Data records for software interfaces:

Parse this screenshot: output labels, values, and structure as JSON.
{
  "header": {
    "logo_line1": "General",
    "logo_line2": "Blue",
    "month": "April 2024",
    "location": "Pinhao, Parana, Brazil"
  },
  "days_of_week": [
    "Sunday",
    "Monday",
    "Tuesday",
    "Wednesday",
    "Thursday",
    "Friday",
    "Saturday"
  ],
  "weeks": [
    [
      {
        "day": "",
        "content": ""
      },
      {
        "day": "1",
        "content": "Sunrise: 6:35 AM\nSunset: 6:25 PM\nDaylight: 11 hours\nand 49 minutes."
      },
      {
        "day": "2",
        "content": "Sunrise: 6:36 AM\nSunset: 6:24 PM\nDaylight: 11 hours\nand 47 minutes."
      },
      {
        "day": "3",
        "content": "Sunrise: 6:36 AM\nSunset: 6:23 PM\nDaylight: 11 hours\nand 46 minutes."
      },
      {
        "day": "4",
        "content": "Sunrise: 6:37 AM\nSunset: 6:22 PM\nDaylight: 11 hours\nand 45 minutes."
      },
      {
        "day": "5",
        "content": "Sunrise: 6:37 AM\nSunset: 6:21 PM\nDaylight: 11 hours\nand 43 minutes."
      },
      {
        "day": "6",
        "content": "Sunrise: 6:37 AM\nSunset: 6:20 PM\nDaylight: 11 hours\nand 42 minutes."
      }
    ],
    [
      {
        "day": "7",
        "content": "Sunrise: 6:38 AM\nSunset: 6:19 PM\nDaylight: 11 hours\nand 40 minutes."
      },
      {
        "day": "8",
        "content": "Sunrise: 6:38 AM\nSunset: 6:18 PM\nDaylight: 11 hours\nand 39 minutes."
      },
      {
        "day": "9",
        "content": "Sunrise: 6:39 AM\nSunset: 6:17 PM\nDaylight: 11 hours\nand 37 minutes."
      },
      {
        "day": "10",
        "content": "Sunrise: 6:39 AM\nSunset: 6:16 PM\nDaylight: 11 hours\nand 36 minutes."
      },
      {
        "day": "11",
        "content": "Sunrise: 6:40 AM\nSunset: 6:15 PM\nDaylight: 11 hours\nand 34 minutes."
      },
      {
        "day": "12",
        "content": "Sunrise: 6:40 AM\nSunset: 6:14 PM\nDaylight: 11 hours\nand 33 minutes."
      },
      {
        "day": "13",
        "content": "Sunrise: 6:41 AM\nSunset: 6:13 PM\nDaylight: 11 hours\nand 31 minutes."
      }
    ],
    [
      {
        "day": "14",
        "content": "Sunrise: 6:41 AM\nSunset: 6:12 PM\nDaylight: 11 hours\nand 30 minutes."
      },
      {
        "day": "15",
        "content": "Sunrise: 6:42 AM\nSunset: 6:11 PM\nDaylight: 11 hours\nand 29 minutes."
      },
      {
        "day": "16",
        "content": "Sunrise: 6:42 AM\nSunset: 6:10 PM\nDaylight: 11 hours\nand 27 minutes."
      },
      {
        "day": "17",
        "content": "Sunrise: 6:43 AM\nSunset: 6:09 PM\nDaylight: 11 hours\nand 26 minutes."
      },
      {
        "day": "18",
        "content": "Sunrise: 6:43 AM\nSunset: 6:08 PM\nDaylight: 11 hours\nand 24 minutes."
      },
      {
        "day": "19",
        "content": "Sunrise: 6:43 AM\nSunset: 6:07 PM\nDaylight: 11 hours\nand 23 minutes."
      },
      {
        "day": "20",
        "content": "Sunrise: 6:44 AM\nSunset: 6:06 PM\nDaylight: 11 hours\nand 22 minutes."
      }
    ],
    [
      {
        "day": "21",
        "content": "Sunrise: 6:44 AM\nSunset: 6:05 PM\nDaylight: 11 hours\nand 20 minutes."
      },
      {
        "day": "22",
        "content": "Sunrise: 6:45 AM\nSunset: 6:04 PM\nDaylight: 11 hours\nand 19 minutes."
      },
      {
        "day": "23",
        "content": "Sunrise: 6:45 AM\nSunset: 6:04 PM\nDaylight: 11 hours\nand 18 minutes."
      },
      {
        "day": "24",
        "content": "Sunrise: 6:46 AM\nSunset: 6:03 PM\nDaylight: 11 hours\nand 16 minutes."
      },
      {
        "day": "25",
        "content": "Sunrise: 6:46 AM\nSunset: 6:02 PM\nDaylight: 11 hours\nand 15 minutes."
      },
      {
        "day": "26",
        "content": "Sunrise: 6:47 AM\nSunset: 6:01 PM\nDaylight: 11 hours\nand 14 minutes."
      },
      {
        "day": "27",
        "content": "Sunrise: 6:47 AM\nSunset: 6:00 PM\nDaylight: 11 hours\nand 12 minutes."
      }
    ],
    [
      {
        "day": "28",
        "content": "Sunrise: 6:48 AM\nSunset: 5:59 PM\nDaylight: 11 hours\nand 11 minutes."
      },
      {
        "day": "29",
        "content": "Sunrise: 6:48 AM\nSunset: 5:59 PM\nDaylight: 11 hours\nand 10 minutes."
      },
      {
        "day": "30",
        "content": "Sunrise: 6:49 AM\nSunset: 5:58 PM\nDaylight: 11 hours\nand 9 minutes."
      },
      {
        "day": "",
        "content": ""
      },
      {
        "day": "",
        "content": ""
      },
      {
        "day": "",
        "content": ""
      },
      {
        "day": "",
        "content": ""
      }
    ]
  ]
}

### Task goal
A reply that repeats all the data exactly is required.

### Answer to the problem
Parse this screenshot: output labels, values, and structure as JSON.
{
  "header": {
    "logo_line1": "General",
    "logo_line2": "Blue",
    "month": "April 2024",
    "location": "Pinhao, Parana, Brazil"
  },
  "days_of_week": [
    "Sunday",
    "Monday",
    "Tuesday",
    "Wednesday",
    "Thursday",
    "Friday",
    "Saturday"
  ],
  "weeks": [
    [
      {
        "day": "",
        "content": ""
      },
      {
        "day": "1",
        "content": "Sunrise: 6:35 AM\nSunset: 6:25 PM\nDaylight: 11 hours\nand 49 minutes."
      },
      {
        "day": "2",
        "content": "Sunrise: 6:36 AM\nSunset: 6:24 PM\nDaylight: 11 hours\nand 47 minutes."
      },
      {
        "day": "3",
        "content": "Sunrise: 6:36 AM\nSunset: 6:23 PM\nDaylight: 11 hours\nand 46 minutes."
      },
      {
        "day": "4",
        "content": "Sunrise: 6:37 AM\nSunset: 6:22 PM\nDaylight: 11 hours\nand 45 minutes."
      },
      {
        "day": "5",
        "content": "Sunrise: 6:37 AM\nSunset: 6:21 PM\nDaylight: 11 hours\nand 43 minutes."
      },
      {
        "day": "6",
        "content": "Sunrise: 6:37 AM\nSunset: 6:20 PM\nDaylight: 11 hours\nand 42 minutes."
      }
    ],
    [
      {
        "day": "7",
        "content": "Sunrise: 6:38 AM\nSunset: 6:19 PM\nDaylight: 11 hours\nand 40 minutes."
      },
      {
        "day": "8",
        "content": "Sunrise: 6:38 AM\nSunset: 6:18 PM\nDaylight: 11 hours\nand 39 minutes."
      },
      {
        "day": "9",
        "content": "Sunrise: 6:39 AM\nSunset: 6:17 PM\nDaylight: 11 hours\nand 37 minutes."
      },
      {
        "day": "10",
        "content": "Sunrise: 6:39 AM\nSunset: 6:16 PM\nDaylight: 11 hours\nand 36 minutes."
      },
      {
        "day": "11",
        "content": "Sunrise: 6:40 AM\nSunset: 6:15 PM\nDaylight: 11 hours\nand 34 minutes."
      },
      {
        "day": "12",
        "content": "Sunrise: 6:40 AM\nSunset: 6:14 PM\nDaylight: 11 hours\nand 33 minutes."
      },
      {
        "day": "13",
        "content": "Sunrise: 6:41 AM\nSunset: 6:13 PM\nDaylight: 11 hours\nand 31 minutes."
      }
    ],
    [
      {
        "day": "14",
        "content": "Sunrise: 6:41 AM\nSunset: 6:12 PM\nDaylight: 11 hours\nand 30 minutes."
      },
      {
        "day": "15",
        "content": "Sunrise: 6:42 AM\nSunset: 6:11 PM\nDaylight: 11 hours\nand 29 minutes."
      },
      {
        "day": "16",
        "content": "Sunrise: 6:42 AM\nSunset: 6:10 PM\nDaylight: 11 hours\nand 27 minutes."
      },
      {
        "day": "17",
        "content": "Sunrise: 6:43 AM\nSunset: 6:09 PM\nDaylight: 11 hours\nand 26 minutes."
      },
      {
        "day": "18",
        "content": "Sunrise: 6:43 AM\nSunset: 6:08 PM\nDaylight: 11 hours\nand 24 minutes."
      },
      {
        "day": "19",
        "content": "Sunrise: 6:43 AM\nSunset: 6:07 PM\nDaylight: 11 hours\nand 23 minutes."
      },
      {
        "day": "20",
        "content": "Sunrise: 6:44 AM\nSunset: 6:06 PM\nDaylight: 11 hours\nand 22 minutes."
      }
    ],
    [
      {
        "day": "21",
        "content": "Sunrise: 6:44 AM\nSunset: 6:05 PM\nDaylight: 11 hours\nand 20 minutes."
      },
      {
        "day": "22",
        "content": "Sunrise: 6:45 AM\nSunset: 6:04 PM\nDaylight: 11 hours\nand 19 minutes."
      },
      {
        "day": "23",
        "content": "Sunrise: 6:45 AM\nSunset: 6:04 PM\nDaylight: 11 hours\nand 18 minutes."
      },
      {
        "day": "24",
        "content": "Sunrise: 6:46 AM\nSunset: 6:03 PM\nDaylight: 11 hours\nand 16 minutes."
      },
      {
        "day": "25",
        "content": "Sunrise: 6:46 AM\nSunset: 6:02 PM\nDaylight: 11 hours\nand 15 minutes."
      },
      {
        "day": "26",
        "content": "Sunrise: 6:47 AM\nSunset: 6:01 PM\nDaylight: 11 hours\nand 14 minutes."
      },
      {
        "day": "27",
        "content": "Sunrise: 6:47 AM\nSunset: 6:00 PM\nDaylight: 11 hours\nand 12 minutes."
      }
    ],
    [
      {
        "day": "28",
        "content": "Sunrise: 6:48 AM\nSunset: 5:59 PM\nDaylight: 11 hours\nand 11 minutes."
      },
      {
        "day": "29",
        "content": "Sunrise: 6:48 AM\nSunset: 5:59 PM\nDaylight: 11 hours\nand 10 minutes."
      },
      {
        "day": "30",
        "content": "Sunrise: 6:49 AM\nSunset: 5:58 PM\nDaylight: 11 hours\nand 9 minutes."
      },
      {
        "day": "",
        "content": ""
      },
      {
        "day": "",
        "content": ""
      },
      {
        "day": "",
        "content": ""
      },
      {
        "day": "",
        "content": ""
      }
    ]
  ]
}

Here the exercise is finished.